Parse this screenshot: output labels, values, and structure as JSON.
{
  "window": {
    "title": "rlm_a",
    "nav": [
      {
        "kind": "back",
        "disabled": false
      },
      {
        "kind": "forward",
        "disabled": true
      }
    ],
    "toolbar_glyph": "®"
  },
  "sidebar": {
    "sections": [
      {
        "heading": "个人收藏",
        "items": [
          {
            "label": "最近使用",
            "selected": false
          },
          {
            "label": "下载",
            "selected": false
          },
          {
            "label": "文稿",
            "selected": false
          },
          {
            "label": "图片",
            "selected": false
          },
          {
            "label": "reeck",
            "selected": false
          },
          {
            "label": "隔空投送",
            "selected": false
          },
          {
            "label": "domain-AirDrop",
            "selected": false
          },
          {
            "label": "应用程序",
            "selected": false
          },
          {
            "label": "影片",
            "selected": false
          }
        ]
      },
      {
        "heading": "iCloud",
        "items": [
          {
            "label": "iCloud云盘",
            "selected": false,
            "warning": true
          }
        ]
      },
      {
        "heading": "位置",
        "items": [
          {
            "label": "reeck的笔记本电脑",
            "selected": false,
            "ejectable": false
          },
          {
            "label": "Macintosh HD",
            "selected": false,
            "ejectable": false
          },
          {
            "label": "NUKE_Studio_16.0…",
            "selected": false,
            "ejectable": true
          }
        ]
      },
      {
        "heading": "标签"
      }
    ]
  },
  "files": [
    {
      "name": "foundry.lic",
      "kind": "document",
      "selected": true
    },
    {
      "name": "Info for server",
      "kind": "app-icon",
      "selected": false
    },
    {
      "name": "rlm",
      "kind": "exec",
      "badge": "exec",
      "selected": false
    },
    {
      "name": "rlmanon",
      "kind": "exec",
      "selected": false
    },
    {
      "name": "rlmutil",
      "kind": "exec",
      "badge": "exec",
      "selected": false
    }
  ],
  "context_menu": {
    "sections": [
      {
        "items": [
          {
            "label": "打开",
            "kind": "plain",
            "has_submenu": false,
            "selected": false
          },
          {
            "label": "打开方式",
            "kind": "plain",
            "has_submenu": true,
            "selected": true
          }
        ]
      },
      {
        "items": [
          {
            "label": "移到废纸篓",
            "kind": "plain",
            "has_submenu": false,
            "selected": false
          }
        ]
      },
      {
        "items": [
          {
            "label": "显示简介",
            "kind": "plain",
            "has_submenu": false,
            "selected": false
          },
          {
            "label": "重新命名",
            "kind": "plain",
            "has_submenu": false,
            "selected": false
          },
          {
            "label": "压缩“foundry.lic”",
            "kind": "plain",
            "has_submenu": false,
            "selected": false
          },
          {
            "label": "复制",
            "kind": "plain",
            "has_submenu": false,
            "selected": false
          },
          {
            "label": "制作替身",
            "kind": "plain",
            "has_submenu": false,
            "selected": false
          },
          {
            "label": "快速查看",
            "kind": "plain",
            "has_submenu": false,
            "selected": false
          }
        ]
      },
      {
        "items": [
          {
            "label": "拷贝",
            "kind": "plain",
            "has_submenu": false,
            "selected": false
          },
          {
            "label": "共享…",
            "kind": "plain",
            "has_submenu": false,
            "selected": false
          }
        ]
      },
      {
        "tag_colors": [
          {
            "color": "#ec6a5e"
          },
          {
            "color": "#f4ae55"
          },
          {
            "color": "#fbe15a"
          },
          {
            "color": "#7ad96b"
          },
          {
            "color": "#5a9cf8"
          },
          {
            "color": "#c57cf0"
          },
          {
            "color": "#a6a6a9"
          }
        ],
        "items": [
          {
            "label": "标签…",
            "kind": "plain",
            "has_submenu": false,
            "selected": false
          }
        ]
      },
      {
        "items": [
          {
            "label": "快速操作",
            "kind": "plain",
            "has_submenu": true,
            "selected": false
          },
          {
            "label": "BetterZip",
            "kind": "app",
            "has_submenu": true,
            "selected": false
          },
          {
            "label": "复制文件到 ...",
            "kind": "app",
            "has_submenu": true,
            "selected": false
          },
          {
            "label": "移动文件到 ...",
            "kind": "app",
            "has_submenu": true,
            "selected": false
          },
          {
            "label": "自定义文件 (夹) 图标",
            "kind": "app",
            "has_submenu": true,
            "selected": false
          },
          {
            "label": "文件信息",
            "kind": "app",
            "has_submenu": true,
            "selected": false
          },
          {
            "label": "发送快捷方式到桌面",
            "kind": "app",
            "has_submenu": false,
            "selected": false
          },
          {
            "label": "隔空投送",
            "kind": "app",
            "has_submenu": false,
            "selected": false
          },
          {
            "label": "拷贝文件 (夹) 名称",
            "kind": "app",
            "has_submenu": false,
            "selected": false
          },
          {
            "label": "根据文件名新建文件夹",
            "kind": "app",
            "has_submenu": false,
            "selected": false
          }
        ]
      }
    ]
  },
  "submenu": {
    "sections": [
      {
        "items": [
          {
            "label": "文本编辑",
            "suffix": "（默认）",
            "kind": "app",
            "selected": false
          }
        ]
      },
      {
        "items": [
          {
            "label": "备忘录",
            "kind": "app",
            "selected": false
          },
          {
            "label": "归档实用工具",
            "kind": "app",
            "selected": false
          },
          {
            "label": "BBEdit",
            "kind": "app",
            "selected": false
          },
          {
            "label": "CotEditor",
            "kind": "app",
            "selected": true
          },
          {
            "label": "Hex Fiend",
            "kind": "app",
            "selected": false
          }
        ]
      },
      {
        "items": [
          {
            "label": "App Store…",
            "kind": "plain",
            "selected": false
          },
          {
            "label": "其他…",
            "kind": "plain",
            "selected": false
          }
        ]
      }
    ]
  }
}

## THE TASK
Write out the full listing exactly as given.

## RESPONSE
Parse this screenshot: output labels, values, and structure as JSON.
{
  "window": {
    "title": "rlm_a",
    "nav": [
      {
        "kind": "back",
        "disabled": false
      },
      {
        "kind": "forward",
        "disabled": true
      }
    ],
    "toolbar_glyph": "®"
  },
  "sidebar": {
    "sections": [
      {
        "heading": "个人收藏",
        "items": [
          {
            "label": "最近使用",
            "selected": false
          },
          {
            "label": "下载",
            "selected": false
          },
          {
            "label": "文稿",
            "selected": false
          },
          {
            "label": "图片",
            "selected": false
          },
          {
            "label": "reeck",
            "selected": false
          },
          {
            "label": "隔空投送",
            "selected": false
          },
          {
            "label": "domain-AirDrop",
            "selected": false
          },
          {
            "label": "应用程序",
            "selected": false
          },
          {
            "label": "影片",
            "selected": false
          }
        ]
      },
      {
        "heading": "iCloud",
        "items": [
          {
            "label": "iCloud云盘",
            "selected": false,
            "warning": true
          }
        ]
      },
      {
        "heading": "位置",
        "items": [
          {
            "label": "reeck的笔记本电脑",
            "selected": false,
            "ejectable": false
          },
          {
            "label": "Macintosh HD",
            "selected": false,
            "ejectable": false
          },
          {
            "label": "NUKE_Studio_16.0…",
            "selected": false,
            "ejectable": true
          }
        ]
      },
      {
        "heading": "标签"
      }
    ]
  },
  "files": [
    {
      "name": "foundry.lic",
      "kind": "document",
      "selected": true
    },
    {
      "name": "Info for server",
      "kind": "app-icon",
      "selected": false
    },
    {
      "name": "rlm",
      "kind": "exec",
      "badge": "exec",
      "selected": false
    },
    {
      "name": "rlmanon",
      "kind": "exec",
      "selected": false
    },
    {
      "name": "rlmutil",
      "kind": "exec",
      "badge": "exec",
      "selected": false
    }
  ],
  "context_menu": {
    "sections": [
      {
        "items": [
          {
            "label": "打开",
            "kind": "plain",
            "has_submenu": false,
            "selected": false
          },
          {
            "label": "打开方式",
            "kind": "plain",
            "has_submenu": true,
            "selected": true
          }
        ]
      },
      {
        "items": [
          {
            "label": "移到废纸篓",
            "kind": "plain",
            "has_submenu": false,
            "selected": false
          }
        ]
      },
      {
        "items": [
          {
            "label": "显示简介",
            "kind": "plain",
            "has_submenu": false,
            "selected": false
          },
          {
            "label": "重新命名",
            "kind": "plain",
            "has_submenu": false,
            "selected": false
          },
          {
            "label": "压缩“foundry.lic”",
            "kind": "plain",
            "has_submenu": false,
            "selected": false
          },
          {
            "label": "复制",
            "kind": "plain",
            "has_submenu": false,
            "selected": false
          },
          {
            "label": "制作替身",
            "kind": "plain",
            "has_submenu": false,
            "selected": false
          },
          {
            "label": "快速查看",
            "kind": "plain",
            "has_submenu": false,
            "selected": false
          }
        ]
      },
      {
        "items": [
          {
            "label": "拷贝",
            "kind": "plain",
            "has_submenu": false,
            "selected": false
          },
          {
            "label": "共享…",
            "kind": "plain",
            "has_submenu": false,
            "selected": false
          }
        ]
      },
      {
        "tag_colors": [
          {
            "color": "#ec6a5e"
          },
          {
            "color": "#f4ae55"
          },
          {
            "color": "#fbe15a"
          },
          {
            "color": "#7ad96b"
          },
          {
            "color": "#5a9cf8"
          },
          {
            "color": "#c57cf0"
          },
          {
            "color": "#a6a6a9"
          }
        ],
        "items": [
          {
            "label": "标签…",
            "kind": "plain",
            "has_submenu": false,
            "selected": false
          }
        ]
      },
      {
        "items": [
          {
            "label": "快速操作",
            "kind": "plain",
            "has_submenu": true,
            "selected": false
          },
          {
            "label": "BetterZip",
            "kind": "app",
            "has_submenu": true,
            "selected": false
          },
          {
            "label": "复制文件到 ...",
            "kind": "app",
            "has_submenu": true,
            "selected": false
          },
          {
            "label": "移动文件到 ...",
            "kind": "app",
            "has_submenu": true,
            "selected": false
          },
          {
            "label": "自定义文件 (夹) 图标",
            "kind": "app",
            "has_submenu": true,
            "selected": false
          },
          {
            "label": "文件信息",
            "kind": "app",
            "has_submenu": true,
            "selected": false
          },
          {
            "label": "发送快捷方式到桌面",
            "kind": "app",
            "has_submenu": false,
            "selected": false
          },
          {
            "label": "隔空投送",
            "kind": "app",
            "has_submenu": false,
            "selected": false
          },
          {
            "label": "拷贝文件 (夹) 名称",
            "kind": "app",
            "has_submenu": false,
            "selected": false
          },
          {
            "label": "根据文件名新建文件夹",
            "kind": "app",
            "has_submenu": false,
            "selected": false
          }
        ]
      }
    ]
  },
  "submenu": {
    "sections": [
      {
        "items": [
          {
            "label": "文本编辑",
            "suffix": "（默认）",
            "kind": "app",
            "selected": false
          }
        ]
      },
      {
        "items": [
          {
            "label": "备忘录",
            "kind": "app",
            "selected": false
          },
          {
            "label": "归档实用工具",
            "kind": "app",
            "selected": false
          },
          {
            "label": "BBEdit",
            "kind": "app",
            "selected": false
          },
          {
            "label": "CotEditor",
            "kind": "app",
            "selected": true
          },
          {
            "label": "Hex Fiend",
            "kind": "app",
            "selected": false
          }
        ]
      },
      {
        "items": [
          {
            "label": "App Store…",
            "kind": "plain",
            "selected": false
          },
          {
            "label": "其他…",
            "kind": "plain",
            "selected": false
          }
        ]
      }
    ]
  }
}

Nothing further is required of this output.